The notion is of "a drawing on a flat surface." A doublet of plain via a later, learned French form. The meaning "scheme of action, formulated scheme for the accomplishment of some object or attainment of an end" is by 1713.
1716, "one who plans, a deviser or arranger," agent noun from plan (v.). Betjeman coined the derogatory variant planster in 1945. Meaning "book or device that enables one to plan" is from 1971.
late Old English plot "small piece of ground of defined shape," a word of unknown origin. The sense of "ground plan," and thus "map, chart, survey of a field, farm, etc." is from 1550s. Plat is a Middle English collateral form. The meaning "a secret, plan, fully formulated scheme" (usually to accomplish some evil purpose) is from 1580s, probably by accidental similarity to complot, from Old French complot "combined plan" (compare the sense evolution of plan), itself a word of unknown origin, perhaps a back-formation from compeloter "to roll into a ball," from pelote "ball." OED says "The usage probably became widely known in connexion with the 'Gunpowder Plot.' "

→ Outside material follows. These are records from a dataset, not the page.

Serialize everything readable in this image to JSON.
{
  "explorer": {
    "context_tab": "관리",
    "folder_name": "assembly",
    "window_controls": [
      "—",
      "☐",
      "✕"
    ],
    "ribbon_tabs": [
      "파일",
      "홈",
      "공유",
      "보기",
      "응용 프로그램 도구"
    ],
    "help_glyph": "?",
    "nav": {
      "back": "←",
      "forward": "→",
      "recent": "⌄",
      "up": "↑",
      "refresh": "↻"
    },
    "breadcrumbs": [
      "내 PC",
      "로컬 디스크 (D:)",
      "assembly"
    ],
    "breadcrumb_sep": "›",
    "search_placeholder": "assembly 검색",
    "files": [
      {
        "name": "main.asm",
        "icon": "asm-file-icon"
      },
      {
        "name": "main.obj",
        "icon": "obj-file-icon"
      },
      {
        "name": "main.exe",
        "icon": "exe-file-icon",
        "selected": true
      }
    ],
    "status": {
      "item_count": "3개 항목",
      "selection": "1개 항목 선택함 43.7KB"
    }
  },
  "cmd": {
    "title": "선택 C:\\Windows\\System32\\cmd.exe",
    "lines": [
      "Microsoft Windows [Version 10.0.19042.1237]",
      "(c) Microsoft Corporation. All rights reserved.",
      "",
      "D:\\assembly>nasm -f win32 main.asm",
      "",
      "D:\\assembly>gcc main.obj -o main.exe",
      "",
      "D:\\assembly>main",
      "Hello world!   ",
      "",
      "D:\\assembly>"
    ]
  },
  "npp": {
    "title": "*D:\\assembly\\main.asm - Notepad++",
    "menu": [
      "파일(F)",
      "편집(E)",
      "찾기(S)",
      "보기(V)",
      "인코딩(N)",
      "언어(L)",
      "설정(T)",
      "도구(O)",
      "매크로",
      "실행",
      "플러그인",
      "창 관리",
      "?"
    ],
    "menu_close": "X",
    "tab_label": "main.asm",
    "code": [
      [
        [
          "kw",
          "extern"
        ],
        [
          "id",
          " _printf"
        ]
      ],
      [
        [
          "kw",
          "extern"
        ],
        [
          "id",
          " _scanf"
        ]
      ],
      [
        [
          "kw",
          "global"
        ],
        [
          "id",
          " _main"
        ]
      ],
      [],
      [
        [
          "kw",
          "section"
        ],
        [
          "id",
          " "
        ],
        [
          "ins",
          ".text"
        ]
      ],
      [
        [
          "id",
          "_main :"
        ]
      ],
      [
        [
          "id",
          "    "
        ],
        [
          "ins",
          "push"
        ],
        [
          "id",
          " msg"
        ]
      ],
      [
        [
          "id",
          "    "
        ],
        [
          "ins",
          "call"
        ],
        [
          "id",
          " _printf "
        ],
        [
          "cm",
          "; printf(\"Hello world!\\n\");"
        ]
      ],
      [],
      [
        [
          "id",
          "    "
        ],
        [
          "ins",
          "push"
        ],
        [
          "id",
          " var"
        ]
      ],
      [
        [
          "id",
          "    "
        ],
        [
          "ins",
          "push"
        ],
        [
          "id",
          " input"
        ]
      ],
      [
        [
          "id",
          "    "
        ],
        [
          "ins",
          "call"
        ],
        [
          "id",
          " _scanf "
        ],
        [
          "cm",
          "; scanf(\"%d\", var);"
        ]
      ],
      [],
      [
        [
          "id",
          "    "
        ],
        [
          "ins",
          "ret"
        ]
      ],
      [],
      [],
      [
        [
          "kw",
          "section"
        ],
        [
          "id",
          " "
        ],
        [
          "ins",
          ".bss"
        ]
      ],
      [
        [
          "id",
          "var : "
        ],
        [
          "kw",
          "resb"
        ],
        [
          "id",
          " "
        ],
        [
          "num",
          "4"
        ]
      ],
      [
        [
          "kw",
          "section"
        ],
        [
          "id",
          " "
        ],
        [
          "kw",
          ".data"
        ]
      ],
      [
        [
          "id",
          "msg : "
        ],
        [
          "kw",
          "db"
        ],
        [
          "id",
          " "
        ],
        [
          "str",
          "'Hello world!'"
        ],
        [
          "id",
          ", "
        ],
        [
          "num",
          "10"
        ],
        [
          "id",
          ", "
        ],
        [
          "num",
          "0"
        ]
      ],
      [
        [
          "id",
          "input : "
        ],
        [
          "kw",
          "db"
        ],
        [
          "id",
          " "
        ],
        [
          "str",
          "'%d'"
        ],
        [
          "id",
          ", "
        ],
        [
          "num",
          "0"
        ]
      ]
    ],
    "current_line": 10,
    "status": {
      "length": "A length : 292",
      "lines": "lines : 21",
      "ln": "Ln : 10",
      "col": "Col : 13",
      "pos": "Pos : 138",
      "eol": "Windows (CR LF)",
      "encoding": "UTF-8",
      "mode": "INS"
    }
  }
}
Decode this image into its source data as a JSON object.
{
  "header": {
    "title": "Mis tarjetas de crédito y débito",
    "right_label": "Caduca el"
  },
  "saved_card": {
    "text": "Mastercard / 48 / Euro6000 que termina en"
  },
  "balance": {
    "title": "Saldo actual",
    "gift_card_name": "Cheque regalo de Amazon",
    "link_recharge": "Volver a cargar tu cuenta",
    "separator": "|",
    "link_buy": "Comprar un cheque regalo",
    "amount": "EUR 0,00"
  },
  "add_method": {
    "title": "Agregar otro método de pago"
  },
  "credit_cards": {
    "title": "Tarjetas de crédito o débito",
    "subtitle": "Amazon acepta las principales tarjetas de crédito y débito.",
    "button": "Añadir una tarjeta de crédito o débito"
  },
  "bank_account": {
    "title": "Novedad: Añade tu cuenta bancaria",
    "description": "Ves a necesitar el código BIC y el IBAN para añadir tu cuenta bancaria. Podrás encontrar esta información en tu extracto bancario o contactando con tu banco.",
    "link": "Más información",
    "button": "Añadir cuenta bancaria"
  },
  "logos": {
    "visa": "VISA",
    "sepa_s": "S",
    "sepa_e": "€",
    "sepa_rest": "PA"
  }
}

The meaning "set of events in a story, play, novel, etc." is from 1640s. Plot-line (n.) "main features of a story" is attested by 1940; earlier, in theater, "a sentence containing matter essential to the comprehension of the play's story" (1907).